hoffman_magicDustin Hoffman plays a 243 year old magic store owner who hires Natalie Portman and Jason Bateman (an accountant) to help him. Hoffman's a spry 243 year old small business owner, whose childlike sense of wonder and flights of fantasy are both comically over the top and fun to watch.

Bale is an American Psycho.Years before he was beginning Batman, Christian Bale was developing his blank, emotionless stare as an American Psycho, based on the darkly satirical '80s novel by Bret Ellis.

Martin Scorsese frightens me.  I can’t help it.  Anyone this obsessed about movies and moviemaking has to be a really frightening guy.  And being so good at it, well that’s just not human.  Either he’s a robot sent from a scary future to entertain us or he’s one really obsessive-compulsive guy bent on making sure he earns our hard-wrought dough.  I’m betting on the latter.

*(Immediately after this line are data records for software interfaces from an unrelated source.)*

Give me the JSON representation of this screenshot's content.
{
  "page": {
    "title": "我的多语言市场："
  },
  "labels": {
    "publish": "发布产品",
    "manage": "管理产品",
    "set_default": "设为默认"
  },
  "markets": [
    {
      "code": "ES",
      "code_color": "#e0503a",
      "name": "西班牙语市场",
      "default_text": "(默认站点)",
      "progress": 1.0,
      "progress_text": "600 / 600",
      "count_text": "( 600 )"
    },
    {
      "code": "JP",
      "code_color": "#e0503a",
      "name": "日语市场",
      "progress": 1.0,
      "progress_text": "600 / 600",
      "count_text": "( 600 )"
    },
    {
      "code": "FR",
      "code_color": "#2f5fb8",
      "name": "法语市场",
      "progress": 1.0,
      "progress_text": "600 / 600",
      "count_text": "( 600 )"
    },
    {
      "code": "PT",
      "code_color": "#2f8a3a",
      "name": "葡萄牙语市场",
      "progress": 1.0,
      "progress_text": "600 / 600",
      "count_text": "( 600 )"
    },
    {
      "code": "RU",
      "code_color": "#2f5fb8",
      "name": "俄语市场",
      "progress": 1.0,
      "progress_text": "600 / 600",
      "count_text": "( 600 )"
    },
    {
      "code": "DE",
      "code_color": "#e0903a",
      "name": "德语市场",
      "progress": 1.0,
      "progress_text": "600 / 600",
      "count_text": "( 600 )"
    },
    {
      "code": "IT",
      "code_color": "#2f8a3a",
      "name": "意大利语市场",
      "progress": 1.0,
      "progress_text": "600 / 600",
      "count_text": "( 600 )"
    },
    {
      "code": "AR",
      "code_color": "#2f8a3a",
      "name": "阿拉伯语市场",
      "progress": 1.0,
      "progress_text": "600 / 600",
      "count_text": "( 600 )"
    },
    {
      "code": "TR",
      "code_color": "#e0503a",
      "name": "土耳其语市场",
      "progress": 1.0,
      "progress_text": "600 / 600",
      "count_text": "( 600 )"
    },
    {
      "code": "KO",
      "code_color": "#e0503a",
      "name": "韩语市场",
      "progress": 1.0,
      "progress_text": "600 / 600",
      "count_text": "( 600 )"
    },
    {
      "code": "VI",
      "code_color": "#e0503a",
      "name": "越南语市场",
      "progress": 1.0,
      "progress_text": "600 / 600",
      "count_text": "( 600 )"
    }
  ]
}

Okay, I don't do this very often in this column but here ya go: go see Crank, the furiously fast-paced action film by writers-directors Mark Neveldine and Brian Taylor, released through Lionsgate films.  It's one of those movies for people who love seeing movies because they love movies, not just because it's based upon a comic book property, the hottest actor/actress, or yet another remake of a thirty-year old flick.  Crank is 87 minutes long, it's rated R for excellent reasons, and if you see one movie in the next few months, make it this one, even twice.

path911I don't usually review T.V. mini-series and with good reason: they're not good.  They may be great at selling advertising but on the entertainment spectrum they rate somewhere just above a Billy Mays infomercial ("and the oil just disappears!!") and just below any movie starring Rutger Hauer.  And, bear in mind, I like Rutger Hauer movies.

But in this case I'll make an exception.  I have purposely steered clear of the hype, spin, and ridiculous framing of this "television event" in order to give you my unbiased opinion.  As someone who has actually read the "9/11 Commission Report" (okay, some of it) as well as one who loves a good movie, I found the treatment fair, essentially accurate, and not a bad way in which to tell a tragic tale that desperately needs our understanding.

About as much as you could attempt to translate a complex narrative that spans cultures and decades into a 4 hour or so movie, I give director David Cunningham and writer Cyrus Nowrasteh ("The Day Reagan Was Shot") sizable kudos for their cojones grande.  It is no small accomplishment to make sense of the events leading up to the 9/11 attacks, and for making this understandable in the context of a made for T.V. movie, they deserve credit.  The result is a finished  dramatic storyline -- perhaps a testament to the scrutiny they knew they'd be under -- but not a "documentary" of the events in blow-by-blow format.  Thank you for that.